Interface dataset entries
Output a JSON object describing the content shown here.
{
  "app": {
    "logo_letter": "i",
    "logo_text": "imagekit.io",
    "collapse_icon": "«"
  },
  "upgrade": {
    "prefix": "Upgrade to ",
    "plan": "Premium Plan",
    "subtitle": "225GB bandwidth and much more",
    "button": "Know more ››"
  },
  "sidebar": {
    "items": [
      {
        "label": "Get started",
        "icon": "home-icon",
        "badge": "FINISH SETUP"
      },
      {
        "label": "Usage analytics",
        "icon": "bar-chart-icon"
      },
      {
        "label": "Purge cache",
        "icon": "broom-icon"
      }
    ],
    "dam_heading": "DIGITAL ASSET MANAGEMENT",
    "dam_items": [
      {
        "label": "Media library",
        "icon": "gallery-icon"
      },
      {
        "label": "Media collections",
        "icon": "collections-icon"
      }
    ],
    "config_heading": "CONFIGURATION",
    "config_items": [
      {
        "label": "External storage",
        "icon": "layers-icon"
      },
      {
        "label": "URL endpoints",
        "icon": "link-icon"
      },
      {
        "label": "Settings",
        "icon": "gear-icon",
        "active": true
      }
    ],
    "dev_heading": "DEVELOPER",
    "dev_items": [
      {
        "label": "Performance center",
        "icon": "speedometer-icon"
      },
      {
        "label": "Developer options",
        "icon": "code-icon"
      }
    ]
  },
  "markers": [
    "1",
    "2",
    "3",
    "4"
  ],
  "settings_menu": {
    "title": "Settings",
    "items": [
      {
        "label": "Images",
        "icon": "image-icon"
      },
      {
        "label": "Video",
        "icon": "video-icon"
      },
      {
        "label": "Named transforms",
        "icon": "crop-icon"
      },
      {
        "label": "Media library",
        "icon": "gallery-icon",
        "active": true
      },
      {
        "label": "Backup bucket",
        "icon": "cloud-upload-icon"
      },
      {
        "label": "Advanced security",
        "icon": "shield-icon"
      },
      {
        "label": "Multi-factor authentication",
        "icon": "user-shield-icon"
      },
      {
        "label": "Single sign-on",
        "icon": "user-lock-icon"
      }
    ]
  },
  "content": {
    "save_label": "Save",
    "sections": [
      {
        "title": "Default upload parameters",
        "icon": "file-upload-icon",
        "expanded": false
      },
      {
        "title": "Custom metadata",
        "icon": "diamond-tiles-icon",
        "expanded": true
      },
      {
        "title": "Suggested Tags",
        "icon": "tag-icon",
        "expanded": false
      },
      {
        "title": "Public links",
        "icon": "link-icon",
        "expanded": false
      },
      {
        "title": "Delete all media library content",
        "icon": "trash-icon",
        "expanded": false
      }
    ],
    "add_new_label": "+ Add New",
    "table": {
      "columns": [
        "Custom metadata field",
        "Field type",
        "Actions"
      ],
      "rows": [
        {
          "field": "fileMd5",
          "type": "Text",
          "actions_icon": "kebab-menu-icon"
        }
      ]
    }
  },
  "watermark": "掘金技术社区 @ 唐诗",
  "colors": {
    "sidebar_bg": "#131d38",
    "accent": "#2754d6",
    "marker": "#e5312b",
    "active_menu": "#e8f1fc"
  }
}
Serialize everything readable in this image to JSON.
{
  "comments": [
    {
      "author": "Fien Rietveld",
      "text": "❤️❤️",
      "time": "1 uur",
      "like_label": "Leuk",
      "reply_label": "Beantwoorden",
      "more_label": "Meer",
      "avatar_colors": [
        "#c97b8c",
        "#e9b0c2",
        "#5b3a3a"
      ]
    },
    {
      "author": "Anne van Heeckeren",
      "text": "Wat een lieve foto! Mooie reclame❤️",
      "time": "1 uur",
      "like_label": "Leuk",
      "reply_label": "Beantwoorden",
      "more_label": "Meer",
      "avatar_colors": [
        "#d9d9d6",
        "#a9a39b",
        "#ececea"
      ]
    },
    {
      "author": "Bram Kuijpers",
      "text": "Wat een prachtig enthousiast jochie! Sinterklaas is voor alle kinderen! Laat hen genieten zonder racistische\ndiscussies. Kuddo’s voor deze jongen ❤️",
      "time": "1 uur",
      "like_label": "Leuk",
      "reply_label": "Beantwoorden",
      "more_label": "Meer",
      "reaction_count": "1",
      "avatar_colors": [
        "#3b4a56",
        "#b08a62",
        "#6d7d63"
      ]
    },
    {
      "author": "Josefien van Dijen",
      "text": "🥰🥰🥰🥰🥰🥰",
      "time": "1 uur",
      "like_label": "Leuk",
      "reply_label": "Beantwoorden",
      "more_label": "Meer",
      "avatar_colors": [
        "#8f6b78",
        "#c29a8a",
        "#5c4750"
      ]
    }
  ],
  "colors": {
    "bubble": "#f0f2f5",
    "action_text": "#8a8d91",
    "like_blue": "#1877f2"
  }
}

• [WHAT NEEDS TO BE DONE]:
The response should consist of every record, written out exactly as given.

• [REPLY]:
Output a JSON object describing the content shown here.
{
  "app": {
    "logo_letter": "i",
    "logo_text": "imagekit.io",
    "collapse_icon": "«"
  },
  "upgrade": {
    "prefix": "Upgrade to ",
    "plan": "Premium Plan",
    "subtitle": "225GB bandwidth and much more",
    "button": "Know more ››"
  },
  "sidebar": {
    "items": [
      {
        "label": "Get started",
        "icon": "home-icon",
        "badge": "FINISH SETUP"
      },
      {
        "label": "Usage analytics",
        "icon": "bar-chart-icon"
      },
      {
        "label": "Purge cache",
        "icon": "broom-icon"
      }
    ],
    "dam_heading": "DIGITAL ASSET MANAGEMENT",
    "dam_items": [
      {
        "label": "Media library",
        "icon": "gallery-icon"
      },
      {
        "label": "Media collections",
        "icon": "collections-icon"
      }
    ],
    "config_heading": "CONFIGURATION",
    "config_items": [
      {
        "label": "External storage",
        "icon": "layers-icon"
      },
      {
        "label": "URL endpoints",
        "icon": "link-icon"
      },
      {
        "label": "Settings",
        "icon": "gear-icon",
        "active": true
      }
    ],
    "dev_heading": "DEVELOPER",
    "dev_items": [
      {
        "label": "Performance center",
        "icon": "speedometer-icon"
      },
      {
        "label": "Developer options",
        "icon": "code-icon"
      }
    ]
  },
  "markers": [
    "1",
    "2",
    "3",
    "4"
  ],
  "settings_menu": {
    "title": "Settings",
    "items": [
      {
        "label": "Images",
        "icon": "image-icon"
      },
      {
        "label": "Video",
        "icon": "video-icon"
      },
      {
        "label": "Named transforms",
        "icon": "crop-icon"
      },
      {
        "label": "Media library",
        "icon": "gallery-icon",
        "active": true
      },
      {
        "label": "Backup bucket",
        "icon": "cloud-upload-icon"
      },
      {
        "label": "Advanced security",
        "icon": "shield-icon"
      },
      {
        "label": "Multi-factor authentication",
        "icon": "user-shield-icon"
      },
      {
        "label": "Single sign-on",
        "icon": "user-lock-icon"
      }
    ]
  },
  "content": {
    "save_label": "Save",
    "sections": [
      {
        "title": "Default upload parameters",
        "icon": "file-upload-icon",
        "expanded": false
      },
      {
        "title": "Custom metadata",
        "icon": "diamond-tiles-icon",
        "expanded": true
      },
      {
        "title": "Suggested Tags",
        "icon": "tag-icon",
        "expanded": false
      },
      {
        "title": "Public links",
        "icon": "link-icon",
        "expanded": false
      },
      {
        "title": "Delete all media library content",
        "icon": "trash-icon",
        "expanded": false
      }
    ],
    "add_new_label": "+ Add New",
    "table": {
      "columns": [
        "Custom metadata field",
        "Field type",
        "Actions"
      ],
      "rows": [
        {
          "field": "fileMd5",
          "type": "Text",
          "actions_icon": "kebab-menu-icon"
        }
      ]
    }
  },
  "watermark": "掘金技术社区 @ 唐诗",
  "colors": {
    "sidebar_bg": "#131d38",
    "accent": "#2754d6",
    "marker": "#e5312b",
    "active_menu": "#e8f1fc"
  }
}
Serialize everything readable in this image to JSON.
{
  "comments": [
    {
      "author": "Fien Rietveld",
      "text": "❤️❤️",
      "time": "1 uur",
      "like_label": "Leuk",
      "reply_label": "Beantwoorden",
      "more_label": "Meer",
      "avatar_colors": [
        "#c97b8c",
        "#e9b0c2",
        "#5b3a3a"
      ]
    },
    {
      "author": "Anne van Heeckeren",
      "text": "Wat een lieve foto! Mooie reclame❤️",
      "time": "1 uur",
      "like_label": "Leuk",
      "reply_label": "Beantwoorden",
      "more_label": "Meer",
      "avatar_colors": [
        "#d9d9d6",
        "#a9a39b",
        "#ececea"
      ]
    },
    {
      "author": "Bram Kuijpers",
      "text": "Wat een prachtig enthousiast jochie! Sinterklaas is voor alle kinderen! Laat hen genieten zonder racistische\ndiscussies. Kuddo’s voor deze jongen ❤️",
      "time": "1 uur",
      "like_label": "Leuk",
      "reply_label": "Beantwoorden",
      "more_label": "Meer",
      "reaction_count": "1",
      "avatar_colors": [
        "#3b4a56",
        "#b08a62",
        "#6d7d63"
      ]
    },
    {
      "author": "Josefien van Dijen",
      "text": "🥰🥰🥰🥰🥰🥰",
      "time": "1 uur",
      "like_label": "Leuk",
      "reply_label": "Beantwoorden",
      "more_label": "Meer",
      "avatar_colors": [
        "#8f6b78",
        "#c29a8a",
        "#5c4750"
      ]
    }
  ],
  "colors": {
    "bubble": "#f0f2f5",
    "action_text": "#8a8d91",
    "like_blue": "#1877f2"
  }
}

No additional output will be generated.